Node name

Value

 modules

 

 templating

 

 templates

 

 pages

 

 helloWorld

 

 dialog

templating:pageProperties

 renderType

freemarker

 templateScript

/templates/helloWorld.ftl

 title

Hello World

 visible

true

The value of the dialog node has two parts. The first part before the colon (:) is the name of the module folder where the dialog definition resides. The second part is a relative path.

<module name>:<relative path to dialog>

In this case the dialog is defined in the Templating module so the first part is templating. The relative path always starts from inside the dialogs folder. Since the pageProperties dialog definition is right below the dialogs folder, the name of the node is enough.

templating:pageProperties

Entering page content

Refresh the Hello page and click Properties. The dialog is displayed.

The Page title box already has a value "Hello Magnolia World". The system read the value from the title property in the repository. This is the same value you entered in AdminCentral earlier. Controls store their values in properties named after the control: a control named title stores values in a title property, a control named text stores values in a text property and so on.

For a complete list of properties available in dialog and control definitions, see Dialog definitions and Common field properties.

Type some text in the Page text box and save the dialog. The text is stored in a new text property under the page. You can verify this with the JCR Browser.

Rendering page content

To render the text you typed:

  1. Edit the page script.
  2. Add paragraph tags <p> and </p> in the body.
  3. Inside the paragraph tags, read the value of the text property from the content object using ${content.text!}.
  4. Save the script and refresh the Hello page.

Freemarker:

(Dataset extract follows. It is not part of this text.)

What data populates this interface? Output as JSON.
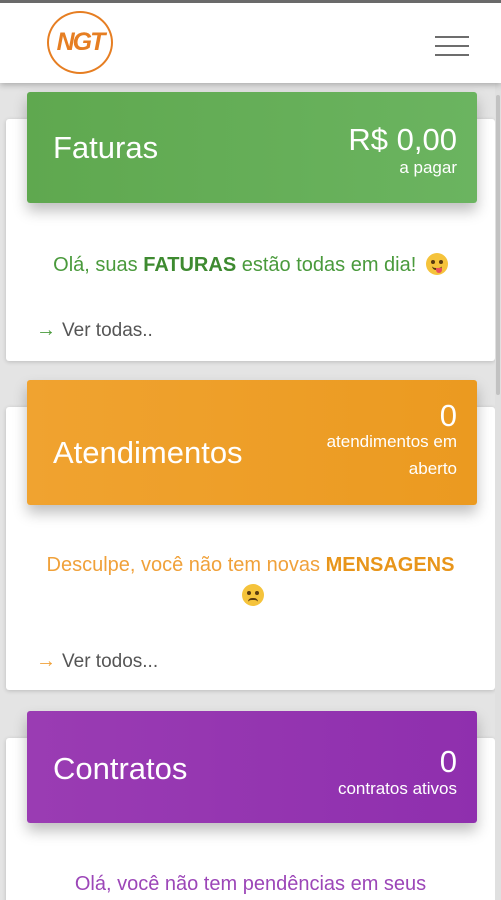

<html>
   <head>
      [@cms.init /]
      <meta http-equiv="Content-Type" content="text/html; charset=utf-8"/>
      <title>${content.title!}</title>
   </head>
   <body>
      <h1>${content.title!}</h1>
      <p>${content.text!}</p>
   </body>
</html>

JSP:

<%@ taglib prefix="cms" uri="http://magnolia-cms.com/taglib/templating-components/cms" %>
<html>
    <head>
        <cms:init/>
        <title>${content.title}!</title>
    </head>
    <body>
        <h1>${content.title}</h1>
        <p>${content.text}</p>
    </body>
</html>

The text you typed in the Page text box is now displayed on the page.

Next: Creating an area